Tiarella ‘Jeepers Creepers’ (foamflower) is supposed to be midway between a clumping form and a running form. These perennials are so attractive, that I wouldn’t mind if they spread more like a running type. You can see in the picture above that the leaves have a nice glossy look. The plants have been extremely healthy looking so far. I’ll let you know next year how they grow and overwinter in zone 3.
Tiarella ‘Jeepers Creepers’ has shiny, green leaves with dark centres radiating out along the lobes from the middle. The foliage is very fresh looking and attractive. The leaves have small white hairs when you look at them close up. You can click the photo above to see how hairy they really are.
One ‘Jeepers Creepers’ plant has a single flower still on it, since it was planted this month. It should be covered in these white spikes next year. I was very impressed with the length of the flowering time of Tiarella ‘Pink Skyrocket’, so I’m looking forward to seeing how long these ones bloom next year. You can see more photos of these Tiarella, and read about how beautifully they are doing in this followup article. Another Tiarella with light green leaves like Jeepers Creepers is ‘Neon Lights’.
Heuchera ‘Raspberry Ice’ (coral bells) has outstanding silvery purple leaves that look dramatic in the shade garden. There are three plants in the group above, already making a nice sized clump. The silver colour is reflecting the light underneath the spruce, so they show up well. I have a group of these in my backyard too, where they have no problems with the shade.

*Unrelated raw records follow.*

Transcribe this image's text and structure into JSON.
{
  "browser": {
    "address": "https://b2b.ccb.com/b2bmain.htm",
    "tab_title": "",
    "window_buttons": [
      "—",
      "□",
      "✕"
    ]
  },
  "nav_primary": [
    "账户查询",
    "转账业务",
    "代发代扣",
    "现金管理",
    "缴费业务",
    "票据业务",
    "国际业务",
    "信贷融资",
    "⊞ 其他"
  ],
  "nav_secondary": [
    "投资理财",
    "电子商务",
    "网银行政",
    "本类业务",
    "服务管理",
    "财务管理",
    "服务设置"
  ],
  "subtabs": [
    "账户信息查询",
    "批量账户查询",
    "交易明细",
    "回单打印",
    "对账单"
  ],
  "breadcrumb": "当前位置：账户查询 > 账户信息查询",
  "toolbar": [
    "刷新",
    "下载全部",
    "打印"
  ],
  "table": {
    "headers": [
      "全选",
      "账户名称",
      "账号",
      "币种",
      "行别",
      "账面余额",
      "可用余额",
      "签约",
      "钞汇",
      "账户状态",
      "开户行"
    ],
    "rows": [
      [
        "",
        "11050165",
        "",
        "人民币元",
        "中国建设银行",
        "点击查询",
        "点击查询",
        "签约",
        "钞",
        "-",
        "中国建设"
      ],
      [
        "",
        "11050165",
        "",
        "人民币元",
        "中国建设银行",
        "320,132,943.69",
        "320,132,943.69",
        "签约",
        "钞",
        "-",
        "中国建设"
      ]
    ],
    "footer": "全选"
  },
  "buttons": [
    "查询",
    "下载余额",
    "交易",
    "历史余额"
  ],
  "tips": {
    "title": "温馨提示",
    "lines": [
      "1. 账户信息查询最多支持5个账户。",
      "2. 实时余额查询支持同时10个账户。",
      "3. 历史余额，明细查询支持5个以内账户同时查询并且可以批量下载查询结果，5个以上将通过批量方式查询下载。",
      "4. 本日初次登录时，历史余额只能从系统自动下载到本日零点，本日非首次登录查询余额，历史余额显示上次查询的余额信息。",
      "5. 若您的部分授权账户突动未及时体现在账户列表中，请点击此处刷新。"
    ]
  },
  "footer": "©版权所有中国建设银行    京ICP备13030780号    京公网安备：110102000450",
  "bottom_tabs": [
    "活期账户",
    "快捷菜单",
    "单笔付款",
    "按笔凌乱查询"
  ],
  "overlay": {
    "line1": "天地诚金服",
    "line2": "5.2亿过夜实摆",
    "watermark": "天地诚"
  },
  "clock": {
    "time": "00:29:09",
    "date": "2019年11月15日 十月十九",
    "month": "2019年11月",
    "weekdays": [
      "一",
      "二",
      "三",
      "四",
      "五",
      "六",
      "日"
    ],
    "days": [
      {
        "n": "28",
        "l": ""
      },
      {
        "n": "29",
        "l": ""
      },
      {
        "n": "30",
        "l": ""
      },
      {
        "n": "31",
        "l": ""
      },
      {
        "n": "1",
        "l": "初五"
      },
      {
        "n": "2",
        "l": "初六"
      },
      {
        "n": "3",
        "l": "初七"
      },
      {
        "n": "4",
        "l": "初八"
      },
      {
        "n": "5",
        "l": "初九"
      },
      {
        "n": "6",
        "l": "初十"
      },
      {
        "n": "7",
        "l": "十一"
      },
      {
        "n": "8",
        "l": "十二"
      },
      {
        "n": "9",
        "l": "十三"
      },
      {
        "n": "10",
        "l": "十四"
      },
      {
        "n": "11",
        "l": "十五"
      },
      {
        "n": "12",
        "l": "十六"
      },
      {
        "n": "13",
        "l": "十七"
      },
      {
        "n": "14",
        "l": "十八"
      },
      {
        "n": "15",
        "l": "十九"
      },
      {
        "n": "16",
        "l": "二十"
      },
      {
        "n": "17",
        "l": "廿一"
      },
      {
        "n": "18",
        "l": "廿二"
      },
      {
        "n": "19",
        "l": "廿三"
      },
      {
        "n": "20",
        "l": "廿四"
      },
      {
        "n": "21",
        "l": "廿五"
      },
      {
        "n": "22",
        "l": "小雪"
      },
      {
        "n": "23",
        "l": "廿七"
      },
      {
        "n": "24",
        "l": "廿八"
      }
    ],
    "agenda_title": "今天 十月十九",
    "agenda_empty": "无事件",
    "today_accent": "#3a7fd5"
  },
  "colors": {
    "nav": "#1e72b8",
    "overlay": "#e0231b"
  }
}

These new ‘Raspberry Ice’ are out of synch with the seasons, so they have a single pink flower on them still. You can see how pretty the dark pink bloom looks, especially against the silvery background.

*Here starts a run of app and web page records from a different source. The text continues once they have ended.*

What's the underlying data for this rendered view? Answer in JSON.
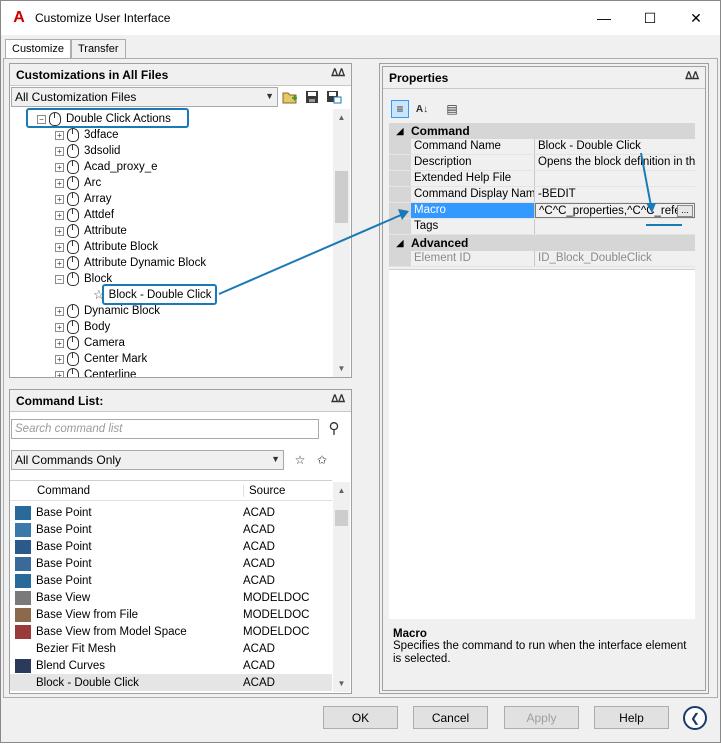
{
  "window": {
    "title": "Customize User Interface",
    "app_icon": "autocad-logo-icon"
  },
  "tabs": [
    {
      "label": "Customize"
    },
    {
      "label": "Transfer"
    }
  ],
  "customizations": {
    "header": "Customizations in All Files",
    "file_selector": "All Customization Files",
    "tree": [
      {
        "label": "Double Click Actions",
        "level": 0,
        "expanded": true
      },
      {
        "label": "3dface",
        "level": 1
      },
      {
        "label": "3dsolid",
        "level": 1
      },
      {
        "label": "Acad_proxy_e",
        "level": 1
      },
      {
        "label": "Arc",
        "level": 1
      },
      {
        "label": "Array",
        "level": 1
      },
      {
        "label": "Attdef",
        "level": 1
      },
      {
        "label": "Attribute",
        "level": 1
      },
      {
        "label": "Attribute Block",
        "level": 1
      },
      {
        "label": "Attribute Dynamic Block",
        "level": 1
      },
      {
        "label": "Block",
        "level": 1,
        "expanded": true
      },
      {
        "label": "Block - Double Click",
        "level": 2,
        "selected": true
      },
      {
        "label": "Dynamic Block",
        "level": 1
      },
      {
        "label": "Body",
        "level": 1
      },
      {
        "label": "Camera",
        "level": 1
      },
      {
        "label": "Center Mark",
        "level": 1
      },
      {
        "label": "Centerline",
        "level": 1
      }
    ]
  },
  "command_list": {
    "header": "Command List:",
    "search_placeholder": "Search command list",
    "filter": "All Commands Only",
    "columns": {
      "command": "Command",
      "source": "Source"
    },
    "rows": [
      {
        "command": "Base Point",
        "source": "ACAD"
      },
      {
        "command": "Base Point",
        "source": "ACAD"
      },
      {
        "command": "Base Point",
        "source": "ACAD"
      },
      {
        "command": "Base Point",
        "source": "ACAD"
      },
      {
        "command": "Base Point",
        "source": "ACAD"
      },
      {
        "command": "Base View",
        "source": "MODELDOC"
      },
      {
        "command": "Base View from File",
        "source": "MODELDOC"
      },
      {
        "command": "Base View from Model Space",
        "source": "MODELDOC"
      },
      {
        "command": "Bezier Fit Mesh",
        "source": "ACAD"
      },
      {
        "command": "Blend Curves",
        "source": "ACAD"
      },
      {
        "command": "Block - Double Click",
        "source": "ACAD"
      }
    ]
  },
  "properties": {
    "header": "Properties",
    "categories": [
      {
        "name": "Command",
        "rows": [
          {
            "name": "Command Name",
            "value": "Block - Double Click"
          },
          {
            "name": "Description",
            "value": "Opens the block definition in the B"
          },
          {
            "name": "Extended Help File",
            "value": ""
          },
          {
            "name": "Command Display Name",
            "value": "-BEDIT"
          },
          {
            "name": "Macro",
            "value": "^C^C_properties,^C^C_refedit",
            "selected": true
          },
          {
            "name": "Tags",
            "value": ""
          }
        ]
      },
      {
        "name": "Advanced",
        "rows": [
          {
            "name": "Element ID",
            "value": "ID_Block_DoubleClick",
            "disabled": true
          }
        ]
      }
    ],
    "browse_label": "...",
    "desc_title": "Macro",
    "desc_text": "Specifies the command to run when the interface element is selected."
  },
  "buttons": {
    "ok": "OK",
    "cancel": "Cancel",
    "apply": "Apply",
    "help": "Help"
  },
  "colors": {
    "accent": "#1a7ab8",
    "selection": "#3399ff"
  }
}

Tiarella ‘Sugar and Spice’ (foamflower) has foliage very similar to ‘Jeepers Creepers’, green lobes with darker purple centres. The colour contrast makes the perennials a little bolder looking and pleasing in the garden. They can be placed next to green leafed plants to add a little pizazz, or make a bridge between plants with purple leaves and those with green foliage, coordinating them together.
I also have some ‘Sugar and Spice in my back garden, and the foliage is glossy, reflecting extra light. This makes them valuable in the shade, where they brighten the shadowy areas. Plus, the shiny leaves are a joy to look at, even when there are no flowers out.
The flowers of Tiarella ‘Sugar and Spice’ are white, but they emerge from pink buds, so they have a light pink appearance from a distance, but they are not as dark pink looking as ‘Pink Skyrocket’.
The picture above has ‘Raspberry Ice’ at the front and ‘Jeepers Creeper’ behind. Next spring I’ll know more about how these survive a zone 3 winter, but I anticipate them doing fine. My other Heuchera have been very hardy, preserving most of their leaves under the snow for an early spring display. We generally get reliable snow cover, which helps save the evergreen leaves from the bitter cold. You can see in the photo above that they are entirely unaffected by our first frosts. These are great plants for shade gardening in a cold climate.
As many perennials have turned brown in Autumn, disappearing for the winter, those with evergreen or semi-evergreen leaves provide texture, colour and garden interest. In zone 3, the dieing back can start early, leaving the garden looking bare. However, perennials like Heuchera, Heucherella, Tiarella, Asarum (ginger), Helleborus (hellebore), some Campanula (bellflowers) and some Pulmonaria (lungwort) lengthen the gardening season with their evergreen foliage, until finally covered with snow. Then in spring as the melting snow reveals bare earth in most of the garden, these perennials are showing colourful foliage for a quick start to your shade garden. In a short growing season, this trait is especially appealing.